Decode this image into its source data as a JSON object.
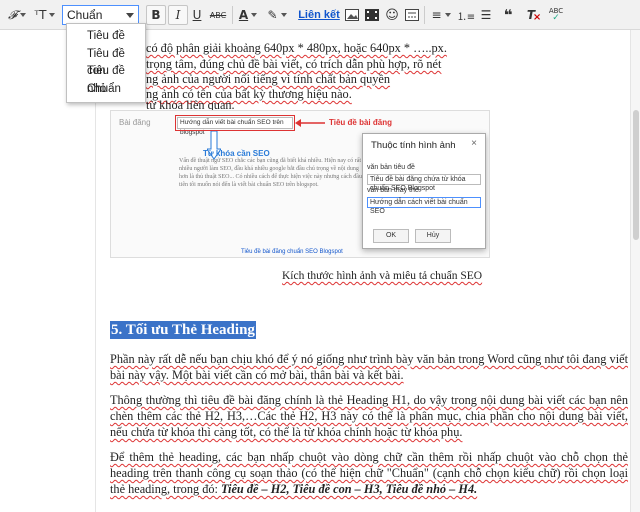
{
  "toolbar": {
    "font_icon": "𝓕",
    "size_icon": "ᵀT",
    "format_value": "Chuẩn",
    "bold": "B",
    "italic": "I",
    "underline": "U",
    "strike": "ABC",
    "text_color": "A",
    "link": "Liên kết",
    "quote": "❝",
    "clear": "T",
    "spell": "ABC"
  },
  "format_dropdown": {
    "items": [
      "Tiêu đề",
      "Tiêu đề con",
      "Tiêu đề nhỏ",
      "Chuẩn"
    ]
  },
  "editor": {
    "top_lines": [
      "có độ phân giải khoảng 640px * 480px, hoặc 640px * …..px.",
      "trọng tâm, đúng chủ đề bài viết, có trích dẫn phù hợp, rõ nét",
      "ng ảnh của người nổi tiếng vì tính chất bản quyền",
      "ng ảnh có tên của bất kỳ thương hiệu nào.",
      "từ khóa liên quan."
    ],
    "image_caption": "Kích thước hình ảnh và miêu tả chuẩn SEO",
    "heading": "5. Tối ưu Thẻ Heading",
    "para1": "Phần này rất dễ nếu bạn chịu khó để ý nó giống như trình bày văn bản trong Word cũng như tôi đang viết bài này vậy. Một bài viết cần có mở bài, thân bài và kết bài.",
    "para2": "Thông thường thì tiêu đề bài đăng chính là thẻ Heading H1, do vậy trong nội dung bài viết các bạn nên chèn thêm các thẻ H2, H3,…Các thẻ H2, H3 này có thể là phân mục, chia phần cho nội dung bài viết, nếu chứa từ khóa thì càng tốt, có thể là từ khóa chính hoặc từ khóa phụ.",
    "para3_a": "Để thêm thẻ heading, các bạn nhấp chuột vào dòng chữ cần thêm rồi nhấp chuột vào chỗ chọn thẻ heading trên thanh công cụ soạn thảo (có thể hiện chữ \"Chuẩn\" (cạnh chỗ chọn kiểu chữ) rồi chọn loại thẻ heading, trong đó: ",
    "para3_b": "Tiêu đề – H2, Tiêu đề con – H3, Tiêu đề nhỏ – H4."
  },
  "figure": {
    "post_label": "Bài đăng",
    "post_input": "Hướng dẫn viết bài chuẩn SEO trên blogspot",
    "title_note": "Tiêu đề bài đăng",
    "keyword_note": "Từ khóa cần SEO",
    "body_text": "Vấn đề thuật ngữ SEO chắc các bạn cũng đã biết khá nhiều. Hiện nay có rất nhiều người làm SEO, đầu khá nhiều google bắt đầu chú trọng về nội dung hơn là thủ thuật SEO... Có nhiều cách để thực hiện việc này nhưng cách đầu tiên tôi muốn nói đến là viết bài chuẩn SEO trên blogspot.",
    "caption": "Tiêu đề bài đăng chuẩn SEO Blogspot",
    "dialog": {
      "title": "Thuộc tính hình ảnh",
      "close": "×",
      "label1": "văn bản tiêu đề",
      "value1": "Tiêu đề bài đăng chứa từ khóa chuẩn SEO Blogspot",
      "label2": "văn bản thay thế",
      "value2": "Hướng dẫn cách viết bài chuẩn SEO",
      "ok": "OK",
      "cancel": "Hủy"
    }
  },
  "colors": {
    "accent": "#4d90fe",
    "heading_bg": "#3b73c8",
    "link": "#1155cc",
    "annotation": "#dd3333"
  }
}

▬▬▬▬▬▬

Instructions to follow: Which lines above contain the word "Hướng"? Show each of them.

Response box:
    "post_input": "Hướng dẫn viết bài chuẩn SEO trên blogspot",
      "value2": "Hướng dẫn cách viết bài chuẩn SEO",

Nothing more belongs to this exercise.